What to work on: Each line of the entries below that includes "Blood" belongs in your answer.

------

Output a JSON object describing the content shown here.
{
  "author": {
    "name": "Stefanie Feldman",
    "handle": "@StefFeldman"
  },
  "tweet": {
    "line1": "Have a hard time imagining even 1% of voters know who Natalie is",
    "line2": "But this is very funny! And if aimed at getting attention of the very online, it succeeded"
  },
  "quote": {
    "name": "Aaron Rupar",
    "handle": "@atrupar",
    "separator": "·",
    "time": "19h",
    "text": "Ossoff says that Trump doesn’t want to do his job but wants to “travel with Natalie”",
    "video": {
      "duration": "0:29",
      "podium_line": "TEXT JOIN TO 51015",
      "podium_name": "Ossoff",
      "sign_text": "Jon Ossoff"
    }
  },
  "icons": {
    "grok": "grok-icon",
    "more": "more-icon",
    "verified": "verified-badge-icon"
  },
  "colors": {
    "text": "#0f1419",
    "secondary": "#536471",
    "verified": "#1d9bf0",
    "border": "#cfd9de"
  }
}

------

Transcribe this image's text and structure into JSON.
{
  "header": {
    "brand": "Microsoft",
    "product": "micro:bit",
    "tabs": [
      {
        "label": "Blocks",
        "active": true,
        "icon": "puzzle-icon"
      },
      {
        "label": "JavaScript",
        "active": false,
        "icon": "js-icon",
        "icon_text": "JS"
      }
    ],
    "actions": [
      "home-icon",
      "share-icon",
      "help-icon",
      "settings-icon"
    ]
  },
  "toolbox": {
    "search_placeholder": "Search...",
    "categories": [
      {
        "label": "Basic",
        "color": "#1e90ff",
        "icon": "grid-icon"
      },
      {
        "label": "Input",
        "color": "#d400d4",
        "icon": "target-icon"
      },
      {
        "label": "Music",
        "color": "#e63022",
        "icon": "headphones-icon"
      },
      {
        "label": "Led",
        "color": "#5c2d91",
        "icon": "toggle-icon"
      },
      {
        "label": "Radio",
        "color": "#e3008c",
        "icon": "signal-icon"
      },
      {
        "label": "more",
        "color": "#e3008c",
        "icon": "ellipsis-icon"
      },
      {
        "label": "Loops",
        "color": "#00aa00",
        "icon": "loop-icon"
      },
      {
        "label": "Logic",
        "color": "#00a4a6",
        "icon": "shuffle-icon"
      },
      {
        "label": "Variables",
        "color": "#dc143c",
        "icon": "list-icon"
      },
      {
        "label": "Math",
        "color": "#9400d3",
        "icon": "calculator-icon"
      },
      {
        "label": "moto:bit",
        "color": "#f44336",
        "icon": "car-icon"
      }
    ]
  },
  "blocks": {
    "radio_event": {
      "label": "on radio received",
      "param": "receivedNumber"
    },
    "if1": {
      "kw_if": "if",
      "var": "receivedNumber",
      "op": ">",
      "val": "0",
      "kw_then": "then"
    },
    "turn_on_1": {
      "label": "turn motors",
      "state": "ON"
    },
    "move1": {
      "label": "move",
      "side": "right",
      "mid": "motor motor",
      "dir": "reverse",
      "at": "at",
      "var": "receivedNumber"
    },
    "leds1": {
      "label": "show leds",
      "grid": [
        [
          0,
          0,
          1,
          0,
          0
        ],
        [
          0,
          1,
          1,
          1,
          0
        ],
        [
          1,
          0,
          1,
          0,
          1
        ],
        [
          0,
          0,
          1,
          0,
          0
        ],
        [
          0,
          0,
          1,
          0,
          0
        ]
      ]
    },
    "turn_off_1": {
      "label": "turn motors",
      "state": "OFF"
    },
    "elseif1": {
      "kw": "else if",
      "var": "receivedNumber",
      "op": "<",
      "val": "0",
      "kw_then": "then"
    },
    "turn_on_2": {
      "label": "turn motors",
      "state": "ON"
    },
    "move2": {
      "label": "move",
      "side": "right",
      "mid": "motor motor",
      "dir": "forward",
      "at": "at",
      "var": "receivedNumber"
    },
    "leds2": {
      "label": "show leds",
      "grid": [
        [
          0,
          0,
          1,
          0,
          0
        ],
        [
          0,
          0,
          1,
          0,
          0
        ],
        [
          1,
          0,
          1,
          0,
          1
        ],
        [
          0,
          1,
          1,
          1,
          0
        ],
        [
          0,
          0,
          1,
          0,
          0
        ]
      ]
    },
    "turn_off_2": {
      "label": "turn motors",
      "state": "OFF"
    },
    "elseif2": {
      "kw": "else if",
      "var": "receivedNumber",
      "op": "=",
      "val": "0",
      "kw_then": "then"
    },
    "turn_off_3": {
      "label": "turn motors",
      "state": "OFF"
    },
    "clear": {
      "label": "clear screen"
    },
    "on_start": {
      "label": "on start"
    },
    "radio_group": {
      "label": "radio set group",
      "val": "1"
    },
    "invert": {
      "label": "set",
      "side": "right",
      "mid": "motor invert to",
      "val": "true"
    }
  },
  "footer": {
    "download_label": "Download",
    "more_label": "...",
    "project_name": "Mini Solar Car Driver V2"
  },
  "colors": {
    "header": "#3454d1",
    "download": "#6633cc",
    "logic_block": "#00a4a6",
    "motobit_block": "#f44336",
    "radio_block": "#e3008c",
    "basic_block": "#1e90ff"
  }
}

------

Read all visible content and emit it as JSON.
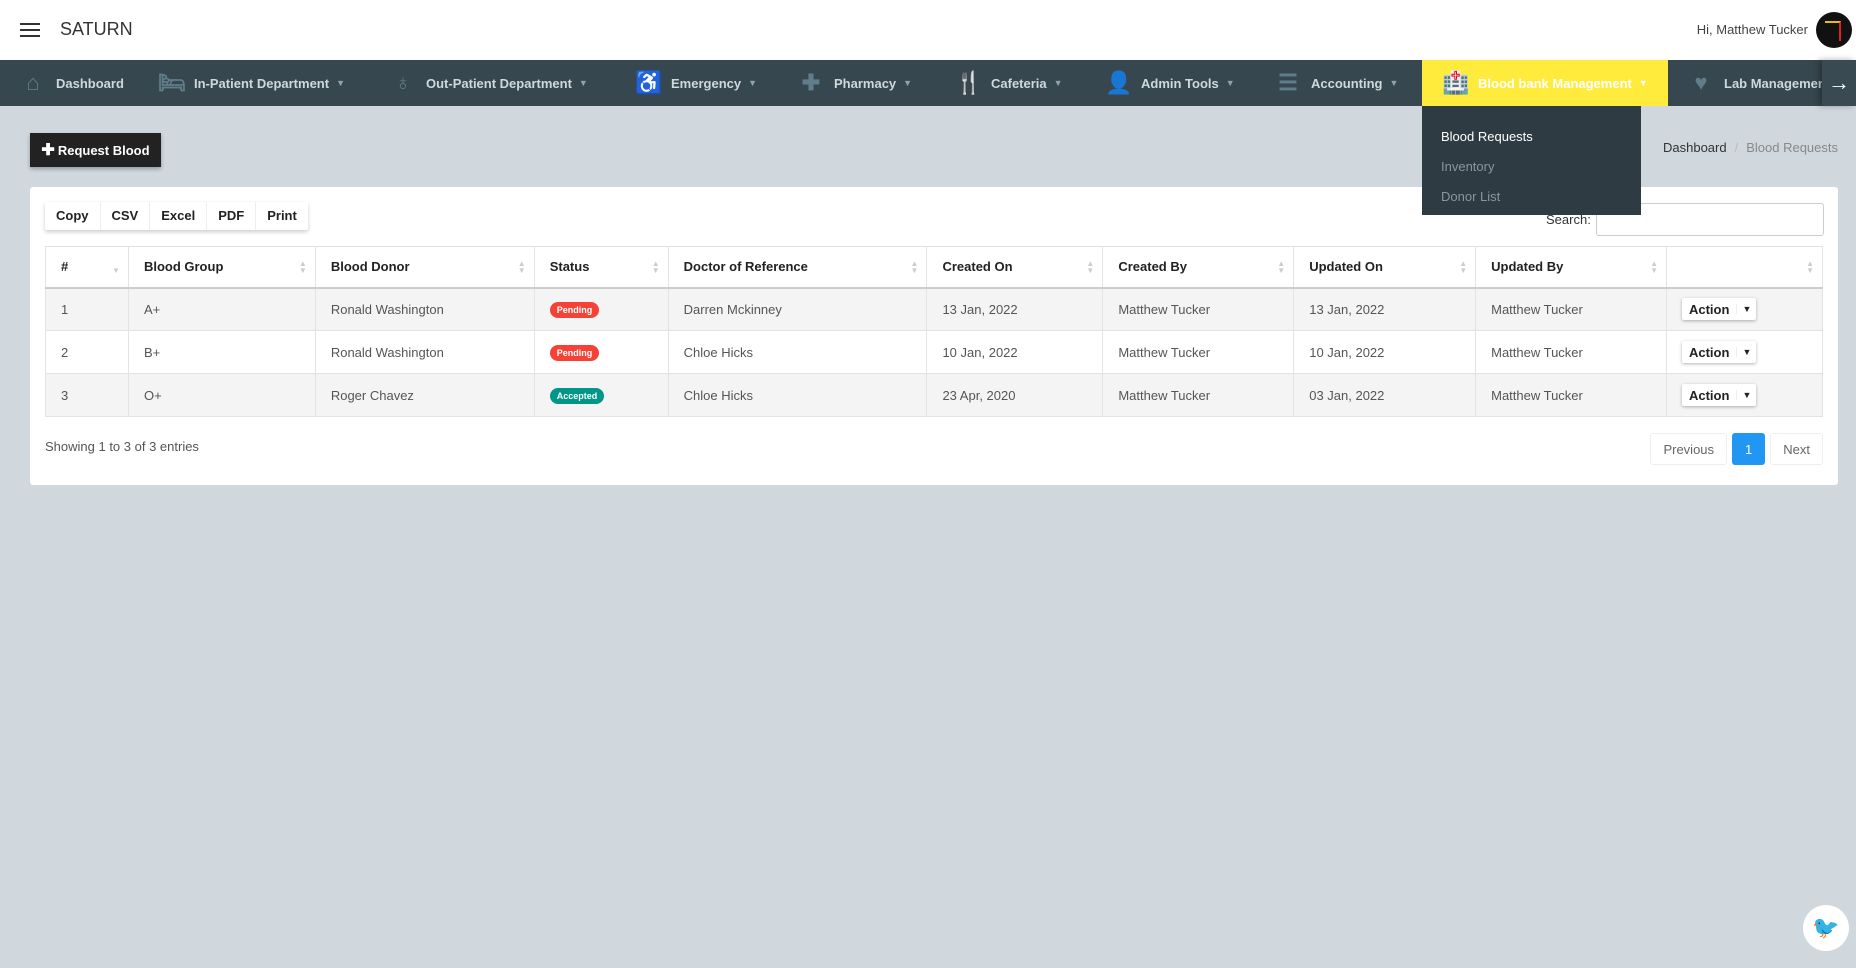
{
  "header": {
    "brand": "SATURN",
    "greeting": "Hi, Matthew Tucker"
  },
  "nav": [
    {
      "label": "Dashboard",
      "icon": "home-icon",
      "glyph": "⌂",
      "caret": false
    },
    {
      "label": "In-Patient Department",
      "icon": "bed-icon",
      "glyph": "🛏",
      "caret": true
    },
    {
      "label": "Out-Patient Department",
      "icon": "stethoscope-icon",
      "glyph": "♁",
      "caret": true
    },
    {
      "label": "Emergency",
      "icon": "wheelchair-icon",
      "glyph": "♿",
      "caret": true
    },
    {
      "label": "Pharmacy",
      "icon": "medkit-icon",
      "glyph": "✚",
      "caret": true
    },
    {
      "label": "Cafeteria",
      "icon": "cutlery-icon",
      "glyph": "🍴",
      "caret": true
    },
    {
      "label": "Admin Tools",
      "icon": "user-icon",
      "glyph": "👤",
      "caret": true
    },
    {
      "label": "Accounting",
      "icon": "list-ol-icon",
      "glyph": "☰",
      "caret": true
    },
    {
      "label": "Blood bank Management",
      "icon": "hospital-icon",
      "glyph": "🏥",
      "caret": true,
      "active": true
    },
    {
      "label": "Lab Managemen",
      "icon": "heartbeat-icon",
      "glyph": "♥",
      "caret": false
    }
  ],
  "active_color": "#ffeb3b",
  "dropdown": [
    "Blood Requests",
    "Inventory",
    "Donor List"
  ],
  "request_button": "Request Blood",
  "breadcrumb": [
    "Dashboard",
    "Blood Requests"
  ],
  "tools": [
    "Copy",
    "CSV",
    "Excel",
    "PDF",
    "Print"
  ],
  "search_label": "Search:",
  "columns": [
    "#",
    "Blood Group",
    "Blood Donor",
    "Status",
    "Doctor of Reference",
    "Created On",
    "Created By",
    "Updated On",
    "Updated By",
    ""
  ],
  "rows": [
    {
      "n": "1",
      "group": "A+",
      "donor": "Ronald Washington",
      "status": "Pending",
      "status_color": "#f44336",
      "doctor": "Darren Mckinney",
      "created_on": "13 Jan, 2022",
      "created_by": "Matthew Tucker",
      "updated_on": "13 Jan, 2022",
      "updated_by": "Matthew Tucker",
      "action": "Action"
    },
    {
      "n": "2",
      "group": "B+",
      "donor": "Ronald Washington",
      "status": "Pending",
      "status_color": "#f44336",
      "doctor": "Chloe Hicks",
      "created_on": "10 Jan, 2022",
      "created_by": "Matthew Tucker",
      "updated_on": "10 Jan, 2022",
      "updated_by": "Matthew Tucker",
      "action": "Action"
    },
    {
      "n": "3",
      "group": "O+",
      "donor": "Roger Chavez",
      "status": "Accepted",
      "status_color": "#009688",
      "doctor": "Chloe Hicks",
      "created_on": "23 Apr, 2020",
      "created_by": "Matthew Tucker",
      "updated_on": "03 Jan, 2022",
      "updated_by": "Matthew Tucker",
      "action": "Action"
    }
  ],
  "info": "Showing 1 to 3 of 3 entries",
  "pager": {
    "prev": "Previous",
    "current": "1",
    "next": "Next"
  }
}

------

Finished task:
      "label": "Blood bank Management",
    "Blood Requests",
  "request_button": "Request Blood",
    "Blood Requests"
    "Blood Group",
    "Blood Donor",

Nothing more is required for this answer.